Not knowing what the future holds brings a certain uneasiness to our lives. And yet, in a strange kind of way, there is comfort in the fact as well. Whatever happens to us or our loved ones is out of our hands; we simply couldn’t know anything about it if we tried. There is a common phrase: “Let go, and let God.” In this hymn by William Williams, we are given the words to express our prayer that God would guide us as we walk through a life of unknowns. At the end of her conversation with Aslan, Lucy, her head previously buried into Aslan’s mane, suddenly sits up and says, “I’m sorry, Aslan…I’m ready now.” Let us pray that we are always ready to go with God wherever He takes us, songs of praises ever on our lips.
The original text of this hymn was written in Welsh by William Williams, a circuit-riding preacher, in 1745, and given the original title, “A prayer for strength to go through the wilderness of the world.” It has since been translated in seventy-five languages. It was translated into English by Peter Williams (no relation) in 1771. Most modern hymnals now use the first verse of Peter’s translation, and the last two from William’s own translation into English.
William often used the metaphor of “pilgrimage” in his hymn texts, and this is no exception. The general theme of the song is an allusion to the Israelites’ journey through the desert to reach the Promised Land. There are a few textual differences between versions. The editors of the Psalter Hymnal changed the name of God in the first line from “Jehovah” to “Redeemer,” to reflect the change in modern scholarship that does not accept “Jehovah” as a credible name for God, since it stems from a mistaken medieval interpretation of the Hebrew names “YHWH” and “Adonai.” Another difference is found in the last two lines of each verse, where different words are used to construe the same sentiment. For example, some hymnals, such as the Psalter Hymnal, read, “Feed me now and evermore,” while most others read, “Feed me till I want no more.”
CWM RHONDDA was composed in 1905 by John Hughes. Austin Lovelace writes that its 87.87.87 meter invites “enthusiastic participation” (Anatomy of Hymnody, 74). It should indeed be sung in a stately manner, but, as Jerry Jenkins writes, though this hymn was meant to “be sung at full power in a corporate setting…it can also be whispered reverently for profound personal impact” (Hymns for Personal Devotions, 52). Though the meter invites robust singing, the words also invite prayer. Make sure that the tune doesn’t become choppy and blunt, but that you glide through the melody, allowing the words to be expressive. Jeremy Casella, a singer-songwriter from the Indelible Grace community, has a new tune for Williams’ text that underscores the prayer within the text.

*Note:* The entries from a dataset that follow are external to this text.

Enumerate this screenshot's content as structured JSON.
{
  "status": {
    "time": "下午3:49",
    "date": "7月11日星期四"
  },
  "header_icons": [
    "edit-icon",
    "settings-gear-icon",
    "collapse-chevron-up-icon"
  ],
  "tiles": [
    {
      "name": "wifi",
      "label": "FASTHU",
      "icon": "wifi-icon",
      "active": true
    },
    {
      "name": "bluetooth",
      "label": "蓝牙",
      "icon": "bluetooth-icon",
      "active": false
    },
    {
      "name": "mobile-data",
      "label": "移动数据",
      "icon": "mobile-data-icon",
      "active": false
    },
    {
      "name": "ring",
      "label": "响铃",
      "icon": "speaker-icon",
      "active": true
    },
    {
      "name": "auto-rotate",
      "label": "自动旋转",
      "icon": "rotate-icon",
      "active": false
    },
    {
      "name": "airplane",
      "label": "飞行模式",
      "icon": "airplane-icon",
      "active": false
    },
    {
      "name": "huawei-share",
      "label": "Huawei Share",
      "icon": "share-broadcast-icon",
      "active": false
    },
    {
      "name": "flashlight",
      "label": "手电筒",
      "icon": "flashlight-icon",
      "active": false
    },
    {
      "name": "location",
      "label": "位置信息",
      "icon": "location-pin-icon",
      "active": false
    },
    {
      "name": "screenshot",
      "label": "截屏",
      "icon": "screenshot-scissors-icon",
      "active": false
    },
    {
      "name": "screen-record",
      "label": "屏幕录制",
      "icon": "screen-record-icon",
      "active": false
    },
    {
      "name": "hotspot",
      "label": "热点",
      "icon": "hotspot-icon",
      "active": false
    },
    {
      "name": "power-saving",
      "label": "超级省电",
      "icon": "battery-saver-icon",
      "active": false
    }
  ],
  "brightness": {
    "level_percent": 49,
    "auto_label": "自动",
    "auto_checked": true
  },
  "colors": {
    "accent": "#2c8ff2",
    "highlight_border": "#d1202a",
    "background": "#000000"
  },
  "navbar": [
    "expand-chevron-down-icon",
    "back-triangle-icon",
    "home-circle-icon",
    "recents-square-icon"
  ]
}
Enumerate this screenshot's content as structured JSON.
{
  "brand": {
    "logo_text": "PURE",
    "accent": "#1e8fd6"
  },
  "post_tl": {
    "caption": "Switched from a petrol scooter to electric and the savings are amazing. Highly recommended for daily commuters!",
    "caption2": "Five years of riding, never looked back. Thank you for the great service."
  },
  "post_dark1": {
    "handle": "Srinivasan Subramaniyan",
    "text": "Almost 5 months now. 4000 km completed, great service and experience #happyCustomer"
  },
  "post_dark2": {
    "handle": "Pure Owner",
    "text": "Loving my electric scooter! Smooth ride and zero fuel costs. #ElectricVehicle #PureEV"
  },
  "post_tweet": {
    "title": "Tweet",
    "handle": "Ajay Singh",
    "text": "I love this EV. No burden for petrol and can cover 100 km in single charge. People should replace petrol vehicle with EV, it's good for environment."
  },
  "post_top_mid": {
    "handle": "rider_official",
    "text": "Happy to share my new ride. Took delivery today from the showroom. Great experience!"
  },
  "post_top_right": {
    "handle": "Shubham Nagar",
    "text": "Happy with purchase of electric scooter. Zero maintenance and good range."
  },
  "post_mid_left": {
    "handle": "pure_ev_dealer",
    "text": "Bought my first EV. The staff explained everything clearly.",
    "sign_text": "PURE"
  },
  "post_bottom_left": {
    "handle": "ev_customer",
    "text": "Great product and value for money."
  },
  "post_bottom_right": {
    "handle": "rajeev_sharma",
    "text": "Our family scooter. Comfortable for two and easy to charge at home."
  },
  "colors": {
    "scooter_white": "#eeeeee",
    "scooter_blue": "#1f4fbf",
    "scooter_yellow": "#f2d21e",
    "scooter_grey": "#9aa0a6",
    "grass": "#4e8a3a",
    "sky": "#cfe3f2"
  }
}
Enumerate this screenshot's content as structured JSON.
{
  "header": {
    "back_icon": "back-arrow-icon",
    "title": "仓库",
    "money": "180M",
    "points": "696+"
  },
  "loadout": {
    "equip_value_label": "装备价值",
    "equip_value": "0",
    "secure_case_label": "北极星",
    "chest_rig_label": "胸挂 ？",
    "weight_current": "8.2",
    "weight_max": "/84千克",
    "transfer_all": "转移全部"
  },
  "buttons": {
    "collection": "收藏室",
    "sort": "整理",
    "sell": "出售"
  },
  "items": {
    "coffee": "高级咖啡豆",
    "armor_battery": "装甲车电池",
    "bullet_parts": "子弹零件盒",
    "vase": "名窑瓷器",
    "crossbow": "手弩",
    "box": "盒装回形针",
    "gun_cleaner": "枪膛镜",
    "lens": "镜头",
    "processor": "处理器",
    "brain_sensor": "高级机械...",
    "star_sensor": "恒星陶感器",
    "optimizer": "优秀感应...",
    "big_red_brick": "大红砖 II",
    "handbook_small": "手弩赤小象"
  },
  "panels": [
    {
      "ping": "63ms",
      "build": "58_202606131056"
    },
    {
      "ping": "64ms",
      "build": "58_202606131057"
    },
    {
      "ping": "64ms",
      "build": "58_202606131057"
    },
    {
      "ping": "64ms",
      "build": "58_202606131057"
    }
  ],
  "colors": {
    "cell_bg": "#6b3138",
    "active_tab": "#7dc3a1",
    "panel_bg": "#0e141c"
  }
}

Alternative Harmonization for Organ:
Alternative Harmonization for Piano:
This hymn of pilgrimage can be sung at various times during the year as a prayer for divine guidance and providence. Some examples of services where this hymn might fit are New Year’s Eve, Commissioning services, or the Easter season (given the Exodus theme). It could function as a prayer of invocation or a hymn of response after a sermon on God’s guidance in our lives. It would also be a beautiful hymn for communion, especially given the repeated line, "Bread of Heaven." In the same vein, it could work as an ending for a service - now that we've been fed with spiritual food, we ask that God would guide us as we go out from this place.
For a contemporary worship service you may want to use the choral anthem Step By Step with Guide Me, O Thou Great Jehovah.
Laura de Jong, Hymnary.org